Breaking the mocking habit

By Louise White - San Diego, California

From the July 9, 2012 issue of the Christian Science Sentinel

My children and I used to spend a short time each morning reading together a section from the Christian Science Bible Lesson.

One week the children were deeply touched by the courage Jesus showed through his trial before Pilate. The Bible tells of the soldiers mocking Jesus: “When they had platted a crown of thorns, they put it upon his head, and a reed in his right hand: and they bowed the knee before him, and mocked him, saying, Hail, King of the Jews!” (Matthew 27:29).

“Why did they mock him?” the children asked with sadness. After some discussion we decided that mocking can happen when others are afraid of you, or when they don’t understand you—or even when they want to hide their pride behind sarcasm, using their words to wound you.

It was a shock, then, to realize that our family frequently used mocking to make fun of each other. Sometimes what seemed like a joke or a clever way of correcting would stab and hurt a family member. With quiet sincerity, we each promised that we would not mock anymore.
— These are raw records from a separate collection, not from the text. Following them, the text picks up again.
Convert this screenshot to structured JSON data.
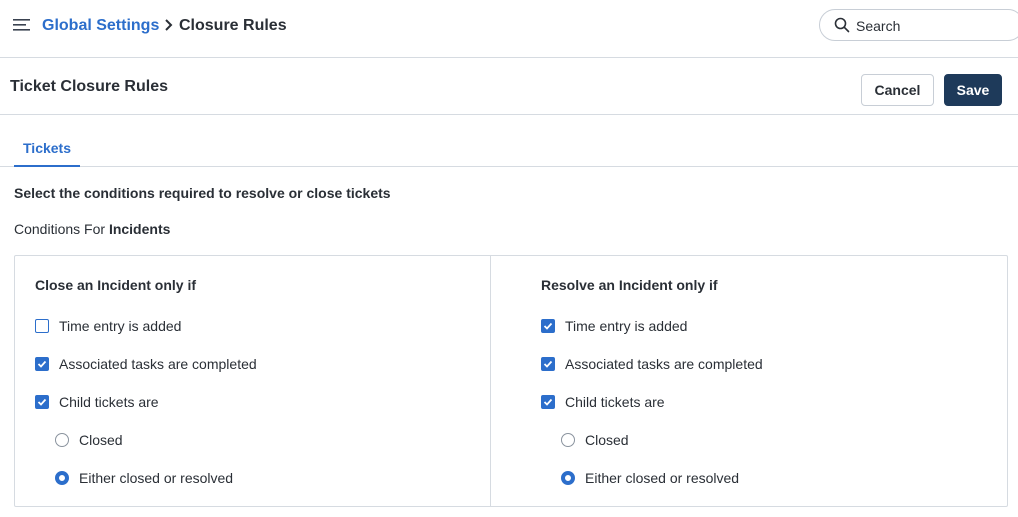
{
  "topbar": {
    "breadcrumb_parent": "Global Settings",
    "breadcrumb_current": "Closure Rules",
    "search_placeholder": "Search"
  },
  "header": {
    "title": "Ticket Closure Rules",
    "cancel_label": "Cancel",
    "save_label": "Save"
  },
  "tabs": [
    {
      "label": "Tickets",
      "active": true
    }
  ],
  "content": {
    "heading": "Select the conditions required to resolve or close tickets",
    "conditions_prefix": "Conditions For",
    "conditions_type": "Incidents"
  },
  "close_rules": {
    "title": "Close an Incident only if",
    "time_entry": {
      "label": "Time entry is added",
      "checked": false
    },
    "tasks_completed": {
      "label": "Associated tasks are completed",
      "checked": true
    },
    "child_tickets": {
      "label": "Child tickets are",
      "checked": true
    },
    "option_closed": {
      "label": "Closed",
      "selected": false
    },
    "option_either": {
      "label": "Either closed or resolved",
      "selected": true
    }
  },
  "resolve_rules": {
    "title": "Resolve an Incident only if",
    "time_entry": {
      "label": "Time entry is added",
      "checked": true
    },
    "tasks_completed": {
      "label": "Associated tasks are completed",
      "checked": true
    },
    "child_tickets": {
      "label": "Child tickets are",
      "checked": true
    },
    "option_closed": {
      "label": "Closed",
      "selected": false
    },
    "option_either": {
      "label": "Either closed or resolved",
      "selected": true
    }
  },
  "colors": {
    "accent": "#2c6ecb",
    "primary_button": "#1e3a5a",
    "border": "#d6dbe1"
  },
  "icons": {
    "menu": "hamburger-menu-icon",
    "breadcrumb_separator": "chevron-right-icon",
    "search": "search-icon",
    "checked": "checkmark-icon"
  }
}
It wasn’t easy to stop our old ways of laughing at each other’s mistakes and apparent weaknesses. The Bible gave us strength: “Charity . . . rejoices not in iniquity, but rejoices in the truth” (I Corinthians 13:4, 6, American King James Version). This assured us that God’s love corrects firmly and patiently, without humiliation. God shines His law through our hearts and minds, and there is a balance between His moral law and His unconditional mercy.

We were able to soften our words. We never lost the wonderful ability to laugh at problems (and occasionally poke gentle, harmless fun at each other), but a new poise and compassion replaced the mocking habit.

Political campaigns, news reports, and talk-show hosts are often harshly critical, publicly jumping on someone’s mistakes. Verbal abuse and bullying are extreme examples of mocking, and this kind of dark thought can become a habit, which ends in a cynical attitude toward our world. Yet Mary Baker Eddy wrote: “You may condemn evil in the abstract without harming any one or your own moral sense, but condemn persons seldom, if ever. Improve every opportunity to correct sin through your own perfectness” (The First Church of Christ, Scientist, and Miscellany, p. 249).

Our purpose is clearly to be more Godlike—to express His wisdom and strength through every trial. Our words are not meant to tear down; they should instead be valuable messages to support and heal.

Sometimes what seemed like a joke would hurt a family member.